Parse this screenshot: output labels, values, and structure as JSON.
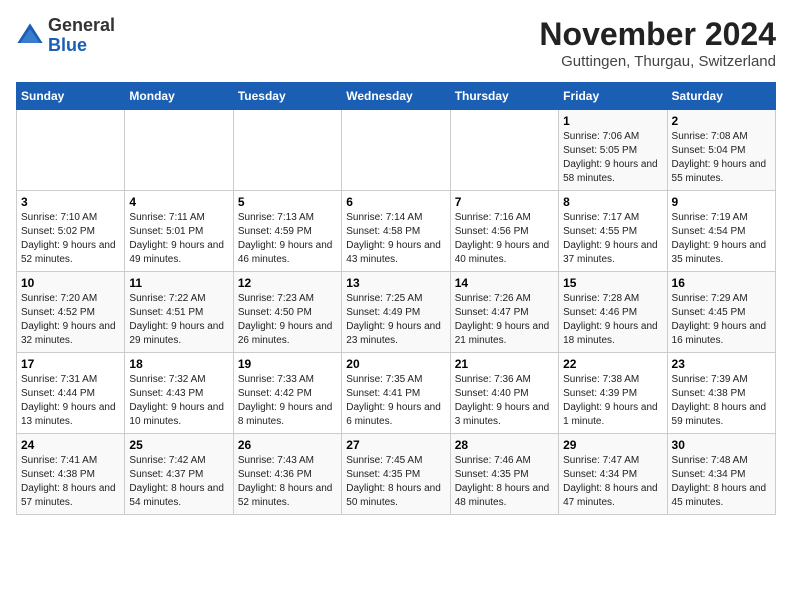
{
  "header": {
    "logo_line1": "General",
    "logo_line2": "Blue",
    "month": "November 2024",
    "location": "Guttingen, Thurgau, Switzerland"
  },
  "days_of_week": [
    "Sunday",
    "Monday",
    "Tuesday",
    "Wednesday",
    "Thursday",
    "Friday",
    "Saturday"
  ],
  "weeks": [
    [
      {
        "day": "",
        "info": ""
      },
      {
        "day": "",
        "info": ""
      },
      {
        "day": "",
        "info": ""
      },
      {
        "day": "",
        "info": ""
      },
      {
        "day": "",
        "info": ""
      },
      {
        "day": "1",
        "info": "Sunrise: 7:06 AM\nSunset: 5:05 PM\nDaylight: 9 hours and 58 minutes."
      },
      {
        "day": "2",
        "info": "Sunrise: 7:08 AM\nSunset: 5:04 PM\nDaylight: 9 hours and 55 minutes."
      }
    ],
    [
      {
        "day": "3",
        "info": "Sunrise: 7:10 AM\nSunset: 5:02 PM\nDaylight: 9 hours and 52 minutes."
      },
      {
        "day": "4",
        "info": "Sunrise: 7:11 AM\nSunset: 5:01 PM\nDaylight: 9 hours and 49 minutes."
      },
      {
        "day": "5",
        "info": "Sunrise: 7:13 AM\nSunset: 4:59 PM\nDaylight: 9 hours and 46 minutes."
      },
      {
        "day": "6",
        "info": "Sunrise: 7:14 AM\nSunset: 4:58 PM\nDaylight: 9 hours and 43 minutes."
      },
      {
        "day": "7",
        "info": "Sunrise: 7:16 AM\nSunset: 4:56 PM\nDaylight: 9 hours and 40 minutes."
      },
      {
        "day": "8",
        "info": "Sunrise: 7:17 AM\nSunset: 4:55 PM\nDaylight: 9 hours and 37 minutes."
      },
      {
        "day": "9",
        "info": "Sunrise: 7:19 AM\nSunset: 4:54 PM\nDaylight: 9 hours and 35 minutes."
      }
    ],
    [
      {
        "day": "10",
        "info": "Sunrise: 7:20 AM\nSunset: 4:52 PM\nDaylight: 9 hours and 32 minutes."
      },
      {
        "day": "11",
        "info": "Sunrise: 7:22 AM\nSunset: 4:51 PM\nDaylight: 9 hours and 29 minutes."
      },
      {
        "day": "12",
        "info": "Sunrise: 7:23 AM\nSunset: 4:50 PM\nDaylight: 9 hours and 26 minutes."
      },
      {
        "day": "13",
        "info": "Sunrise: 7:25 AM\nSunset: 4:49 PM\nDaylight: 9 hours and 23 minutes."
      },
      {
        "day": "14",
        "info": "Sunrise: 7:26 AM\nSunset: 4:47 PM\nDaylight: 9 hours and 21 minutes."
      },
      {
        "day": "15",
        "info": "Sunrise: 7:28 AM\nSunset: 4:46 PM\nDaylight: 9 hours and 18 minutes."
      },
      {
        "day": "16",
        "info": "Sunrise: 7:29 AM\nSunset: 4:45 PM\nDaylight: 9 hours and 16 minutes."
      }
    ],
    [
      {
        "day": "17",
        "info": "Sunrise: 7:31 AM\nSunset: 4:44 PM\nDaylight: 9 hours and 13 minutes."
      },
      {
        "day": "18",
        "info": "Sunrise: 7:32 AM\nSunset: 4:43 PM\nDaylight: 9 hours and 10 minutes."
      },
      {
        "day": "19",
        "info": "Sunrise: 7:33 AM\nSunset: 4:42 PM\nDaylight: 9 hours and 8 minutes."
      },
      {
        "day": "20",
        "info": "Sunrise: 7:35 AM\nSunset: 4:41 PM\nDaylight: 9 hours and 6 minutes."
      },
      {
        "day": "21",
        "info": "Sunrise: 7:36 AM\nSunset: 4:40 PM\nDaylight: 9 hours and 3 minutes."
      },
      {
        "day": "22",
        "info": "Sunrise: 7:38 AM\nSunset: 4:39 PM\nDaylight: 9 hours and 1 minute."
      },
      {
        "day": "23",
        "info": "Sunrise: 7:39 AM\nSunset: 4:38 PM\nDaylight: 8 hours and 59 minutes."
      }
    ],
    [
      {
        "day": "24",
        "info": "Sunrise: 7:41 AM\nSunset: 4:38 PM\nDaylight: 8 hours and 57 minutes."
      },
      {
        "day": "25",
        "info": "Sunrise: 7:42 AM\nSunset: 4:37 PM\nDaylight: 8 hours and 54 minutes."
      },
      {
        "day": "26",
        "info": "Sunrise: 7:43 AM\nSunset: 4:36 PM\nDaylight: 8 hours and 52 minutes."
      },
      {
        "day": "27",
        "info": "Sunrise: 7:45 AM\nSunset: 4:35 PM\nDaylight: 8 hours and 50 minutes."
      },
      {
        "day": "28",
        "info": "Sunrise: 7:46 AM\nSunset: 4:35 PM\nDaylight: 8 hours and 48 minutes."
      },
      {
        "day": "29",
        "info": "Sunrise: 7:47 AM\nSunset: 4:34 PM\nDaylight: 8 hours and 47 minutes."
      },
      {
        "day": "30",
        "info": "Sunrise: 7:48 AM\nSunset: 4:34 PM\nDaylight: 8 hours and 45 minutes."
      }
    ]
  ]
}
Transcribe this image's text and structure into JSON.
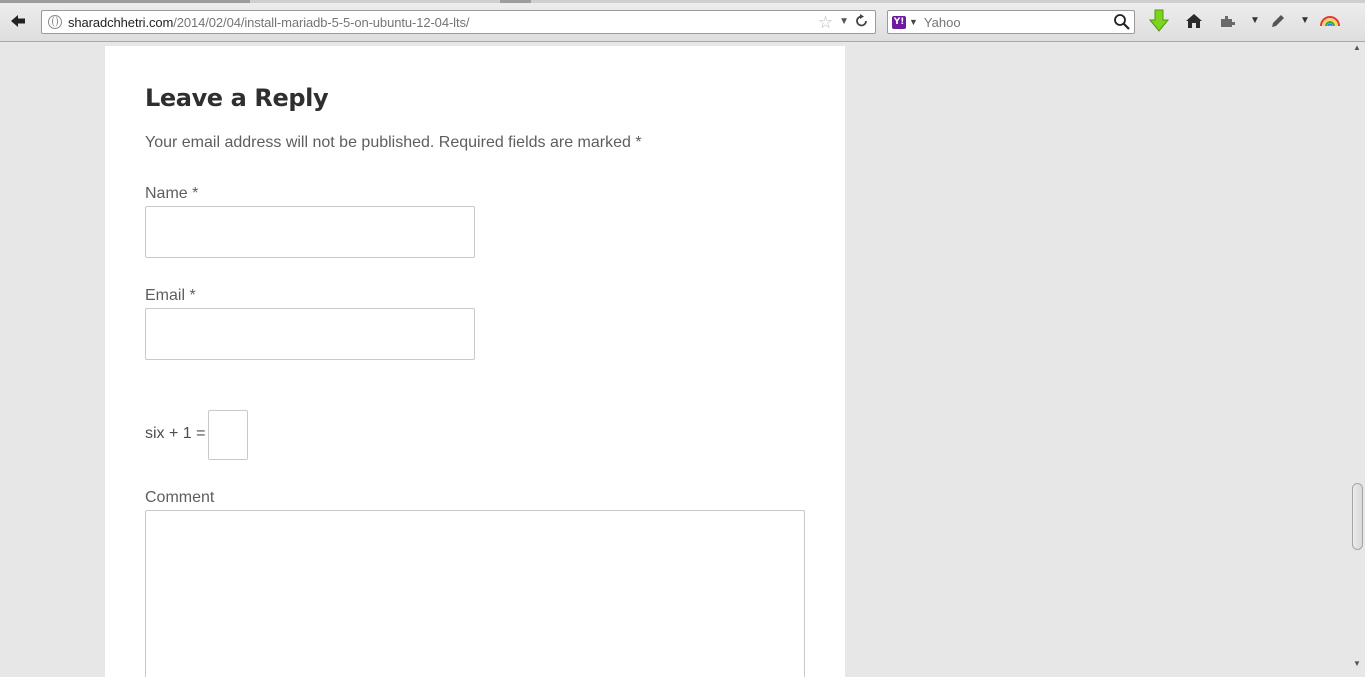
{
  "browser": {
    "url_host": "sharadchhetri.com",
    "url_path": "/2014/02/04/install-mariadb-5-5-on-ubuntu-12-04-lts/",
    "search_engine": "Yahoo",
    "search_placeholder": "Yahoo",
    "icons": {
      "back": "back-arrow-icon",
      "bookmark": "star-icon",
      "reload": "reload-icon",
      "download": "download-icon",
      "home": "home-icon",
      "addon1": "puzzle-icon",
      "addon2": "pen-icon",
      "addon3": "rainbow-icon"
    }
  },
  "reply": {
    "title": "Leave a Reply",
    "notes_text": "Your email address will not be published. Required fields are marked",
    "required_marker": "*",
    "name_label": "Name",
    "email_label": "Email",
    "captcha_question": "six + 1 =",
    "comment_label": "Comment",
    "name_value": "",
    "email_value": "",
    "captcha_value": "",
    "comment_value": ""
  },
  "colors": {
    "page_background": "#e7e7e7",
    "card_background": "#ffffff",
    "download_green": "#6ec21c",
    "yahoo_purple": "#6d1a9c"
  }
}
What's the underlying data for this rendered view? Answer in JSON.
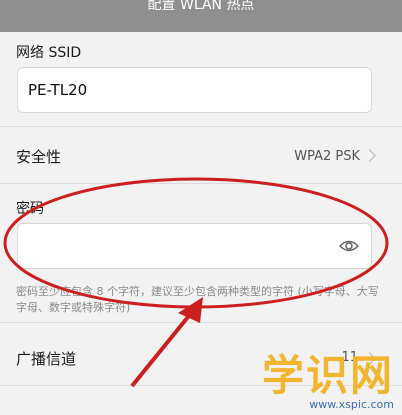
{
  "header": {
    "title": "配置 WLAN 热点"
  },
  "ssid": {
    "label": "网络 SSID",
    "value": "PE-TL20"
  },
  "security": {
    "label": "安全性",
    "value": "WPA2 PSK"
  },
  "password": {
    "label": "密码",
    "value": "",
    "hint": "密码至少应包含 8 个字符，建议至少包含两种类型的字符 (小写字母、大写字母、数字或特殊字符)"
  },
  "channel": {
    "label": "广播信道",
    "value": "11"
  },
  "watermark": {
    "text": "学识网",
    "url": "www.xspic.com"
  },
  "annotation": {
    "color": "#cc1f1f"
  }
}
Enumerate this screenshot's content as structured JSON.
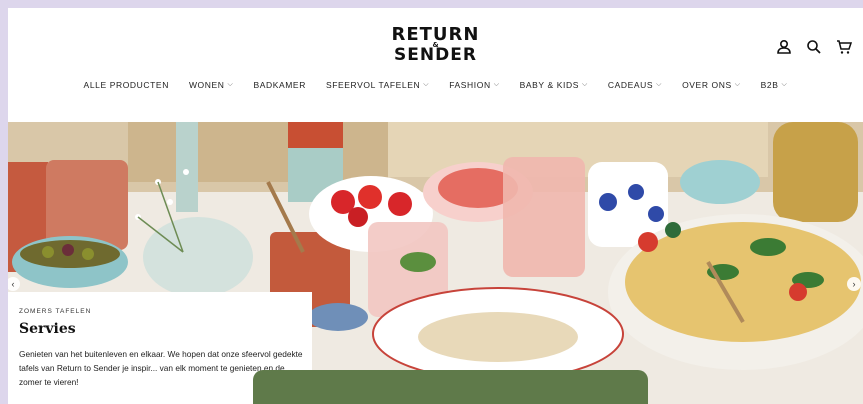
{
  "brand": {
    "line1": "RETURN",
    "amp": "&",
    "line2": "SENDER"
  },
  "header_icons": [
    "account-icon",
    "search-icon",
    "cart-icon"
  ],
  "nav": {
    "items": [
      {
        "label": "ALLE PRODUCTEN",
        "dropdown": false
      },
      {
        "label": "WONEN",
        "dropdown": true
      },
      {
        "label": "BADKAMER",
        "dropdown": false
      },
      {
        "label": "SFEERVOL TAFELEN",
        "dropdown": true
      },
      {
        "label": "FASHION",
        "dropdown": true
      },
      {
        "label": "BABY & KIDS",
        "dropdown": true
      },
      {
        "label": "CADEAUS",
        "dropdown": true
      },
      {
        "label": "OVER ONS",
        "dropdown": true
      },
      {
        "label": "B2B",
        "dropdown": true
      }
    ]
  },
  "hero": {
    "kicker": "ZOMERS TAFELEN",
    "title": "Servies",
    "description": "Genieten van het buitenleven en elkaar. We hopen dat onze sfeervol gedekte tafels van Return to Sender je inspir... van elk moment te genieten en de zomer te vieren!"
  },
  "colors": {
    "accent_green": "#5f7a4a",
    "background": "#ddd6ec"
  }
}
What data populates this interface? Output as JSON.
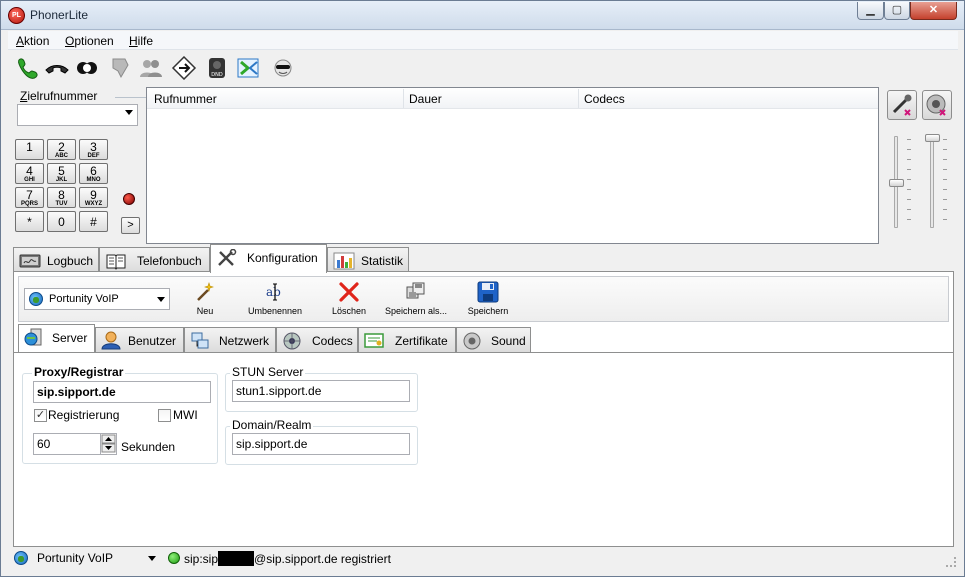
{
  "window": {
    "title": "PhonerLite",
    "icon_label": "PL",
    "controls": {
      "minimize": "▁",
      "maximize": "▢",
      "close": "✕"
    }
  },
  "menu": {
    "items": [
      {
        "first": "A",
        "rest": "ktion"
      },
      {
        "first": "O",
        "rest": "ptionen"
      },
      {
        "first": "H",
        "rest": "ilfe"
      }
    ]
  },
  "toolbar_icons": [
    "phone-call-icon",
    "hangup-icon",
    "hold-icon",
    "transfer-icon",
    "conference-icon",
    "forward-icon",
    "dnd-icon",
    "callback-icon",
    "anonymous-icon"
  ],
  "dial": {
    "label_prefix": "Z",
    "label_rest": "ielrufnummer",
    "value": ""
  },
  "keypad": [
    {
      "d": "1",
      "s": ""
    },
    {
      "d": "2",
      "s": "ABC"
    },
    {
      "d": "3",
      "s": "DEF"
    },
    {
      "d": "4",
      "s": "GHI"
    },
    {
      "d": "5",
      "s": "JKL"
    },
    {
      "d": "6",
      "s": "MNO"
    },
    {
      "d": "7",
      "s": "PQRS"
    },
    {
      "d": "8",
      "s": "TUV"
    },
    {
      "d": "9",
      "s": "WXYZ"
    },
    {
      "d": "*",
      "s": ""
    },
    {
      "d": "0",
      "s": ""
    },
    {
      "d": "#",
      "s": ""
    }
  ],
  "more_button": ">",
  "calllist": {
    "columns": [
      "Rufnummer",
      "Dauer",
      "Codecs"
    ]
  },
  "tabs": [
    {
      "label": "Logbuch",
      "icon": "logbook-icon"
    },
    {
      "label": "Telefonbuch",
      "icon": "phonebook-icon"
    },
    {
      "label": "Konfiguration",
      "icon": "tools-icon",
      "active": true
    },
    {
      "label": "Statistik",
      "icon": "chart-icon"
    }
  ],
  "config": {
    "provider": "Portunity VoIP",
    "buttons": [
      {
        "label": "Neu",
        "icon": "wand-icon"
      },
      {
        "label": "Umbenennen",
        "icon": "rename-icon"
      },
      {
        "label": "Löschen",
        "icon": "delete-icon"
      },
      {
        "label": "Speichern als...",
        "icon": "save-as-icon"
      },
      {
        "label": "Speichern",
        "icon": "save-icon"
      }
    ],
    "subtabs": [
      {
        "label": "Server",
        "icon": "server-icon",
        "active": true
      },
      {
        "label": "Benutzer",
        "icon": "user-icon"
      },
      {
        "label": "Netzwerk",
        "icon": "network-icon"
      },
      {
        "label": "Codecs",
        "icon": "codecs-icon"
      },
      {
        "label": "Zertifikate",
        "icon": "certificate-icon"
      },
      {
        "label": "Sound",
        "icon": "sound-icon"
      }
    ],
    "server": {
      "proxy_title": "Proxy/Registrar",
      "proxy_value": "sip.sipport.de",
      "registration_label": "Registrierung",
      "registration_checked": true,
      "mwi_label": "MWI",
      "mwi_checked": false,
      "interval_value": "60",
      "interval_unit": "Sekunden",
      "stun_title": "STUN Server",
      "stun_value": "stun1.sipport.de",
      "domain_title": "Domain/Realm",
      "domain_value": "sip.sipport.de"
    }
  },
  "statusbar": {
    "provider": "Portunity VoIP",
    "status_prefix": "sip:sip",
    "status_suffix": "@sip.sipport.de registriert"
  },
  "colors": {
    "accent_green": "#1e9c11",
    "led_red": "#b3160b",
    "close_red": "#c4412d"
  }
}
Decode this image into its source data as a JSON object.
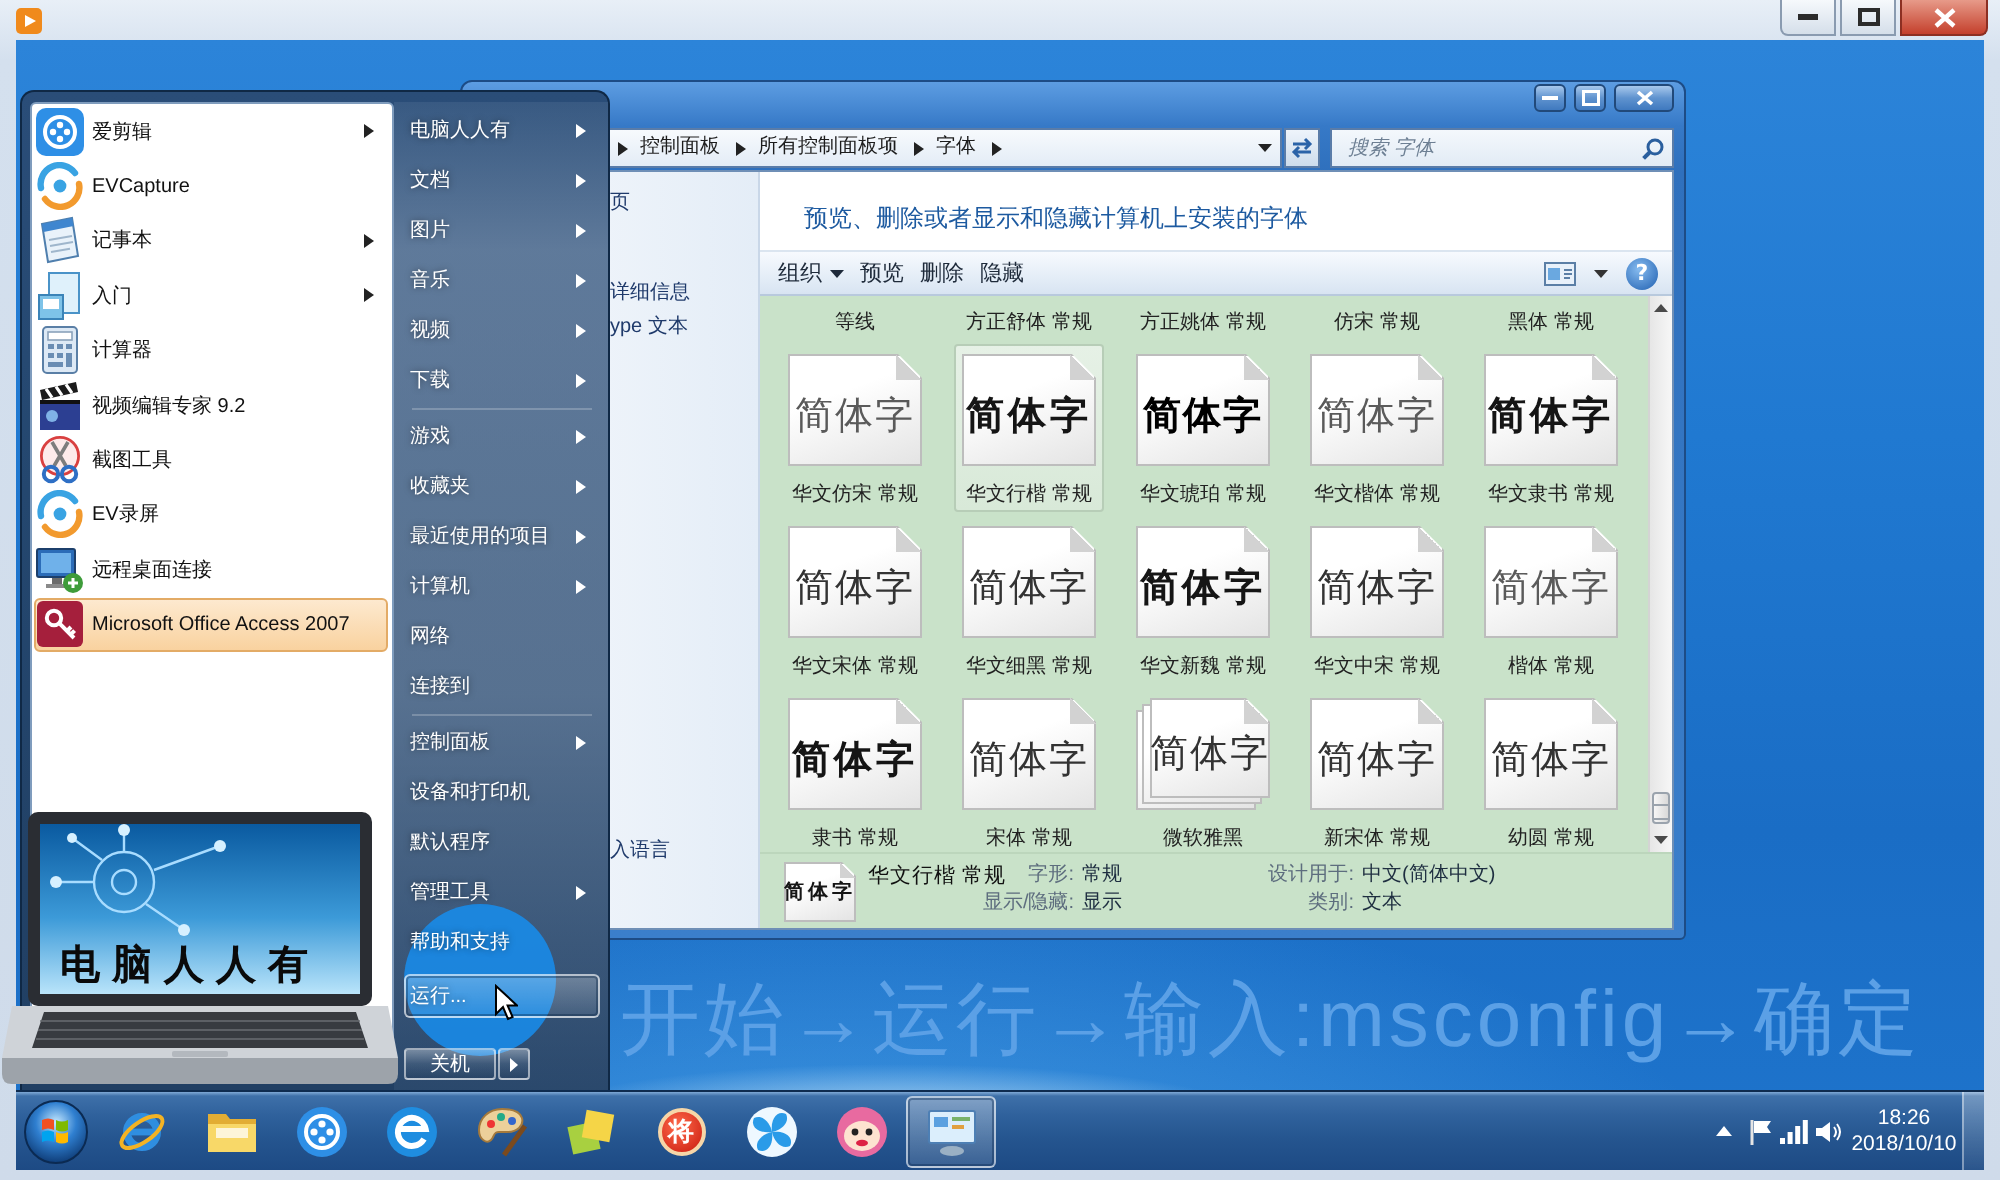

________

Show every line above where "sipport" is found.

      "proxy_value": "sip.sipport.de",
      "stun_value": "stun1.sipport.de",
      "domain_value": "sip.sipport.de"
    "status_suffix": "@sip.sipport.de registriert"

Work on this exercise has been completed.